You’re on a plane trying to finish up a presentation or a document for a potential customer and you’ve got great ideas, but they’re not coming together into a cohesive piece of information.
Here are some common editing questions and answers to make your content look and sound clear and professional:
My content is full of industry-related, technical acronyms, and it looks confusing. When do I need to define an acronym and when can I use the abbreviation?
General rules say that an acronym or abbreviation should be defined on first reference, unless that definition reduces clarity of the subject. When you’re writing industry-specific content to a targeted audience, you can leave those acronyms undefined in headlines, captions, and bulleted lists, but define them on first reference in your body text.
Your readers will scan through your titles or headlines, captions, and bulleted lists, and if the information is what they think they are looking for, they’ll get the full information (including definitions) in the overview.
It is also likely that if someone has a question about an acronym that is included in a bulleted list, they will look into the further details on the page to read about where the features are explained.
We offer products that have technical specifications. How do we display these specifications in a bulleted list?
Bulleted lists are great for product or service specifications as they give your reader an indication that you are providing specific details. Here are five tips to remember when you’re creating a bulleted list:
1. Maintain parallel sentence structure.
Each of your bullet points should begin with the same type of phrase. They could all start with verbs (“Maintain parallel sentence structure” “Keep bullets brief”) or with adjectives (“150x improvement” “Easy-to-use interface”)
2. Keep bullet statements brief.
Strive to make your bulleted statements less than one line of text. The points are meant to be brief.
3. Use numerals for all numbers, acronyms for phrases that have them, and abbreviations for measurements.
In bulleted lists, don’t spell out numbers, unnecessarily long phrases, or measurements. This will help keep technical bullets brief.
4. Capitalize the first letter of each bullet statement.

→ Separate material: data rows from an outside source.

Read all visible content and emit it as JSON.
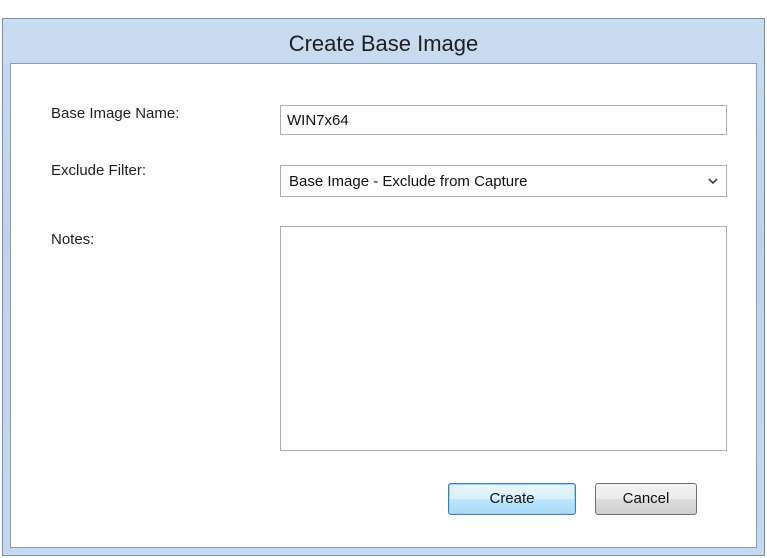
{
  "dialog": {
    "title": "Create Base Image"
  },
  "form": {
    "base_image_name_label": "Base Image Name:",
    "base_image_name_value": "WIN7x64",
    "exclude_filter_label": "Exclude Filter:",
    "exclude_filter_value": "Base Image - Exclude from Capture",
    "notes_label": "Notes:",
    "notes_value": ""
  },
  "buttons": {
    "create_label": "Create",
    "cancel_label": "Cancel"
  },
  "icons": {
    "dropdown": "chevron-down-icon"
  },
  "colors": {
    "frame": "#c9dcf0",
    "default_button_border": "#3c7fb1"
  }
}
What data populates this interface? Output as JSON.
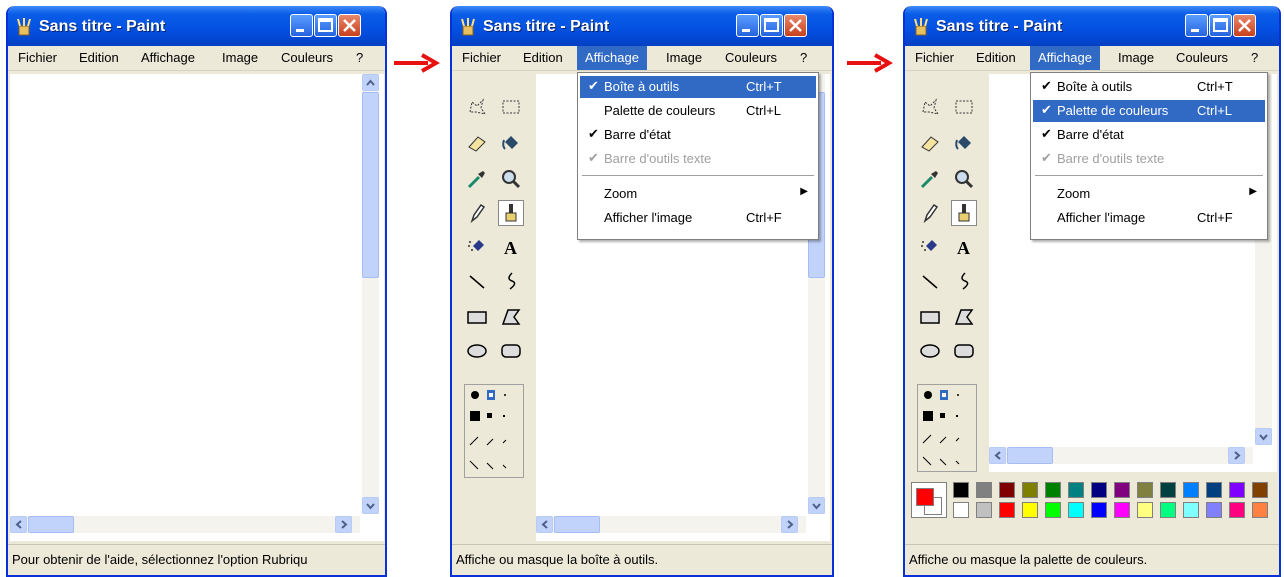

Capitalization will help you maintain consistency across all bulleted lists. Capitalizing the first letter of all bulleted phrases will also avoid the inconsistency you would encounter if you started some bullets with a proper (capitalized) product name and the rest of the bullets with a lowercase letter.
5. Omit the period at the end of each statement.
Leaving out the period at the end of each bulleted statement will help you keep statements brief. Without a period, you’re less inclined to ramble your bullet statement into a long, full sentence.
I need to communicate the value that we provide in a specific service. How do I organize and communicate my thoughts?
Use the tactic that journalists are taught to use on you in the professional media. Clearly tell your audience:
- Who receives the service
- What is included in the service
- When the service would take place
- Where the service would take place
- Why they need your service
- How they get or arrange for the service
- Any other relevant information about the service
Where do I look for more editing rules?
After that, Wikipedia is a great resource for anyone creating content. Because Wikipedia is edited by the masses, it provides some of the most accurate definitions for technical terms, and provides insight into acronyms and measurements.
Lastly and most importantly, you’re going to want your own Corporate Style Guide to ensure that the look and feel of your company is consistent across all platforms and messages. To learn more on this topic, read “Part 1: Four Reasons Your Content Needs a Corporate Style Guide.”
Here is an excerpt:
“The goal of editing content (link to content page on trew website) is to increase clarity. Corporations and organizations looking to further their business and their brand rely on Corporate Style Guides to provide valuable, clear content to their specific, targeted audiences. There are four benefits to editing with a Corporate Style Guide…”